What About Cost and Insurance?

BiPAP machines are more expensive than CPAP machines because of their increased complexity. Both CPAP and BiPAP are generally covered by most health insurance plans, including Medicare and Medicaid. Your specific insurance company and/or medical provider can answer your questions about payment for this treatment.

CPAP or BiPAP? Which Is Best For You?

Apria’s Robert Miller concludes, “Both CPAP and BiPAP are therapies that have been proven in use with millions of people being treated for sleep disordered breathing. But depending on the severity of your sleep apnea and if you have any underlying conditions, it’s always important to consult with your doctor.” 

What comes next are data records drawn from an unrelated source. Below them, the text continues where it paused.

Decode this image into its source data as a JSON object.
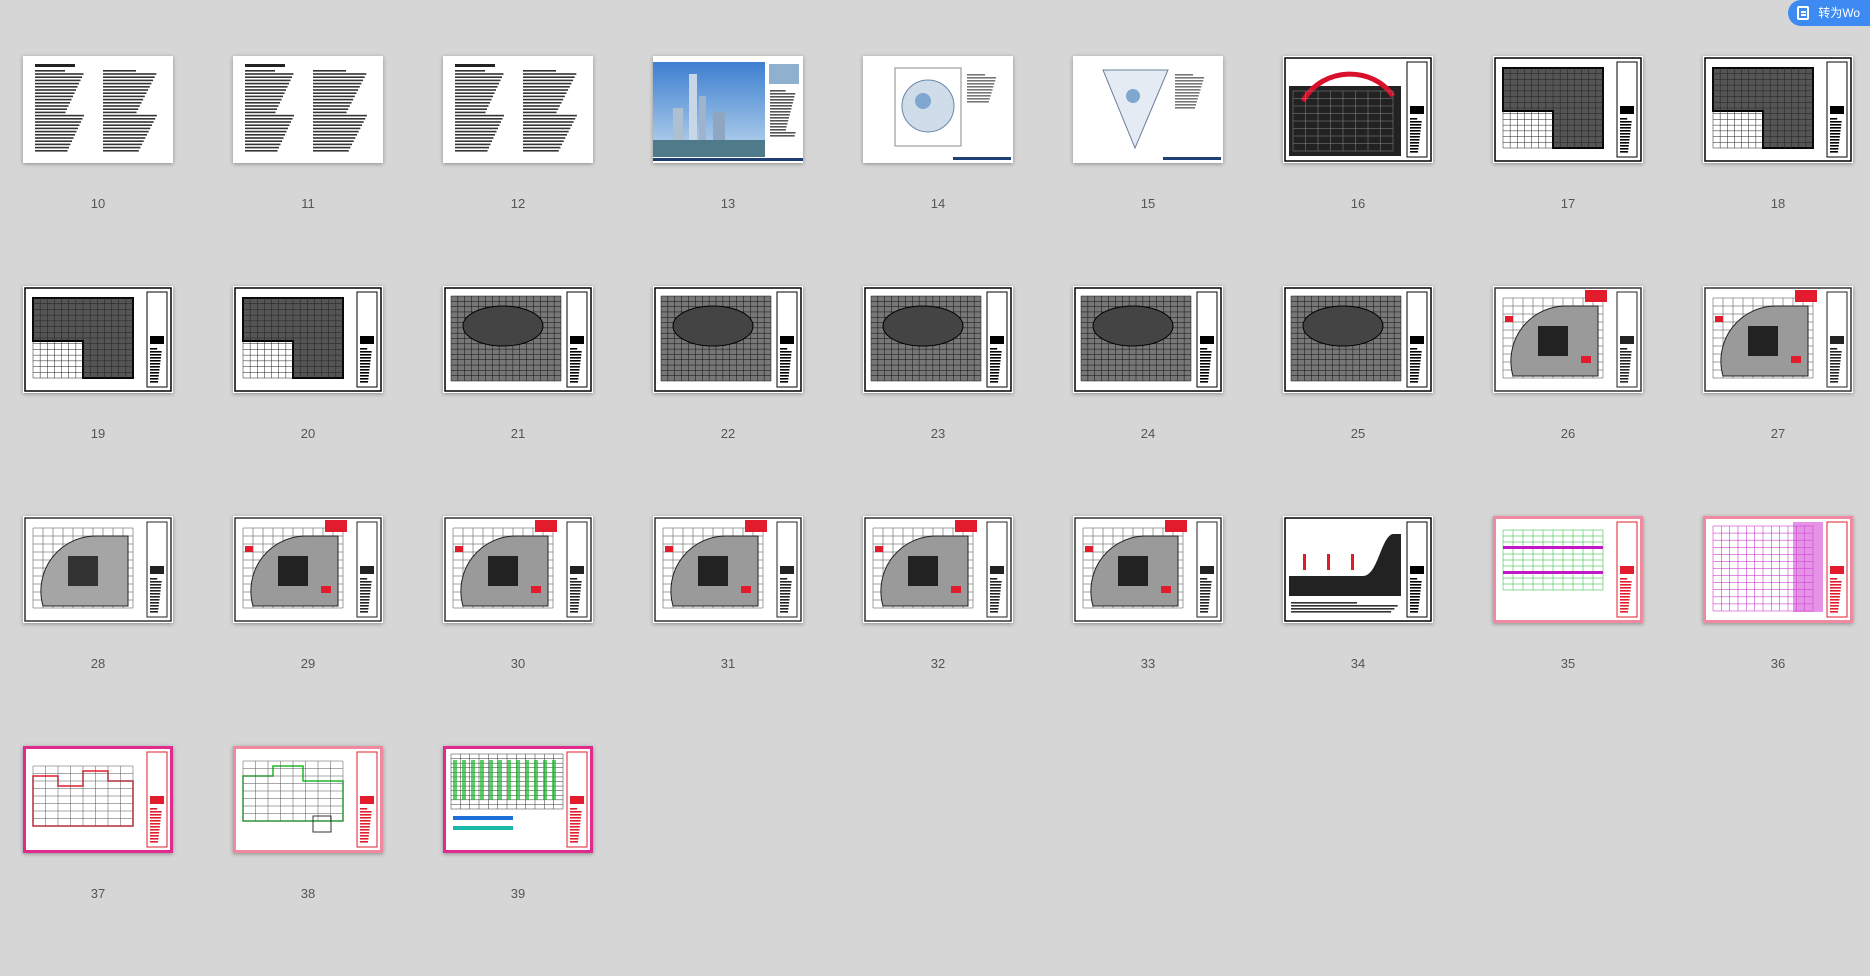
{
  "toolbar": {
    "convert_label": "转为Wo",
    "convert_icon": "document-convert-icon"
  },
  "pages": [
    {
      "num": "10",
      "kind": "text"
    },
    {
      "num": "11",
      "kind": "text"
    },
    {
      "num": "12",
      "kind": "text"
    },
    {
      "num": "13",
      "kind": "photo"
    },
    {
      "num": "14",
      "kind": "plan-light"
    },
    {
      "num": "15",
      "kind": "plan-triangle"
    },
    {
      "num": "16",
      "kind": "cad-site-red"
    },
    {
      "num": "17",
      "kind": "cad-L"
    },
    {
      "num": "18",
      "kind": "cad-L"
    },
    {
      "num": "19",
      "kind": "cad-L"
    },
    {
      "num": "20",
      "kind": "cad-L"
    },
    {
      "num": "21",
      "kind": "cad-dense"
    },
    {
      "num": "22",
      "kind": "cad-dense"
    },
    {
      "num": "23",
      "kind": "cad-dense"
    },
    {
      "num": "24",
      "kind": "cad-dense"
    },
    {
      "num": "25",
      "kind": "cad-dense"
    },
    {
      "num": "26",
      "kind": "cad-red-gray"
    },
    {
      "num": "27",
      "kind": "cad-red-gray"
    },
    {
      "num": "28",
      "kind": "cad-gray"
    },
    {
      "num": "29",
      "kind": "cad-red-gray"
    },
    {
      "num": "30",
      "kind": "cad-red-gray"
    },
    {
      "num": "31",
      "kind": "cad-red-gray"
    },
    {
      "num": "32",
      "kind": "cad-red-gray"
    },
    {
      "num": "33",
      "kind": "cad-red-gray"
    },
    {
      "num": "34",
      "kind": "cad-section"
    },
    {
      "num": "35",
      "kind": "cad-green-magenta"
    },
    {
      "num": "36",
      "kind": "cad-magenta"
    },
    {
      "num": "37",
      "kind": "cad-red-elevation"
    },
    {
      "num": "38",
      "kind": "cad-green-elevation"
    },
    {
      "num": "39",
      "kind": "cad-table"
    }
  ]
}
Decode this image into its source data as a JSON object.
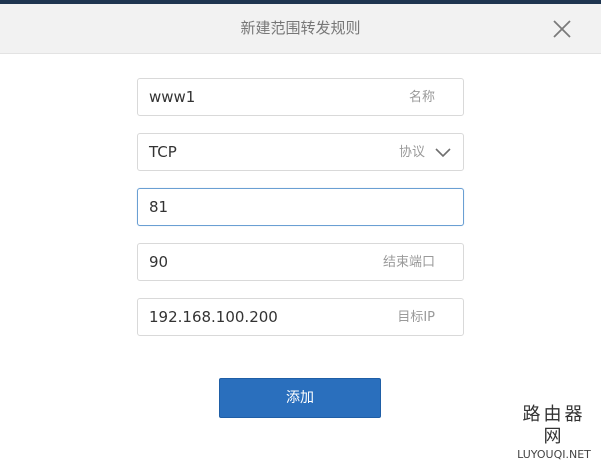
{
  "dialog": {
    "title": "新建范围转发规则"
  },
  "form": {
    "name_field": {
      "value": "www1",
      "label": "名称"
    },
    "protocol_field": {
      "value": "TCP",
      "label": "协议"
    },
    "start_port_field": {
      "value": "81"
    },
    "end_port_field": {
      "value": "90",
      "label": "结束端口"
    },
    "target_ip_field": {
      "value": "192.168.100.200",
      "label": "目标IP"
    }
  },
  "actions": {
    "add_label": "添加"
  },
  "watermark": {
    "cn": "路由器网",
    "en": "LUYOUQI.NET"
  },
  "colors": {
    "primary_button": "#2a6fbd",
    "focus_border": "#6a9fd3",
    "header_background": "#f2f2f2"
  }
}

It’s the best way to ensure you get the device you need to help you get the sleep you need.


1. Summer, J. (Updated 2023, August 9). BiPAP vs CPAP. Sleep Foundation.
2. (Updated 2023, May 10). BiPAP. Cleveland Clinic.
3. (Updated 2021, November 9). CPAP Machine. Cleveland Clinic.
4. (Updated 2022, March 24,) CPAP. National Heart, Lung, and Blood Institute.,infants%20who%20have%2

5. Cherney, K. (Updated 2022, March 30). Differences Between CPAP, APAP, and BiPAP as Obstructive Sleep Apnea Therapies.  Healthline.
6. SimpleNursing Editorial Team. (2023, March 20). BiPAP vs CPAP Therapy: What’s the Difference? SimpleNursing.,pressure%20throughout%20the%20breathing%20cycle.
7. Llamas, M. (Updated 2023, August 4). CPAP vs. BiPAP. Drugwatch.

LEGAL DISCLAIMER: Material in this newsletter is provided for general health education and informational purposes and to provide references to other resources only; it may not apply to you as an individual. While Apria Healthcare believes that the information provided through this communication is accurate and reliable, Apria Healthcare cannot and does not make any such guarantee. It is not intended to be a replacement for professional medical advice, evaluation, diagnosis, services or treatment (collectively, “medical treatment”). Please see your healthcare provider for medical treatment related to you and your specific health condition(s). Never disregard medical advice or delay seeking medical care because of something you have read on or accessed through this website. Reading this newsletter should not be construed to mean that you have a healthcare provider/patient relationship.



Our mission is to improve the quality of life for our patients at home. To help our patients achieve the best health outcomes, we offer news and health education for sleep apnea, chronic obstructive pulmonary disease (COPD), and non-invasive ventilation (NIV).

About the AuthorApria

Apria is a leading provider of home healthcare equipment and related services across the USA, offering a comprehensive range of products and services for in-home care and delivery of respiratory therapy, obstructive sleep apnea treatment, and negative pressure wound therapy, along with additional equipment and services.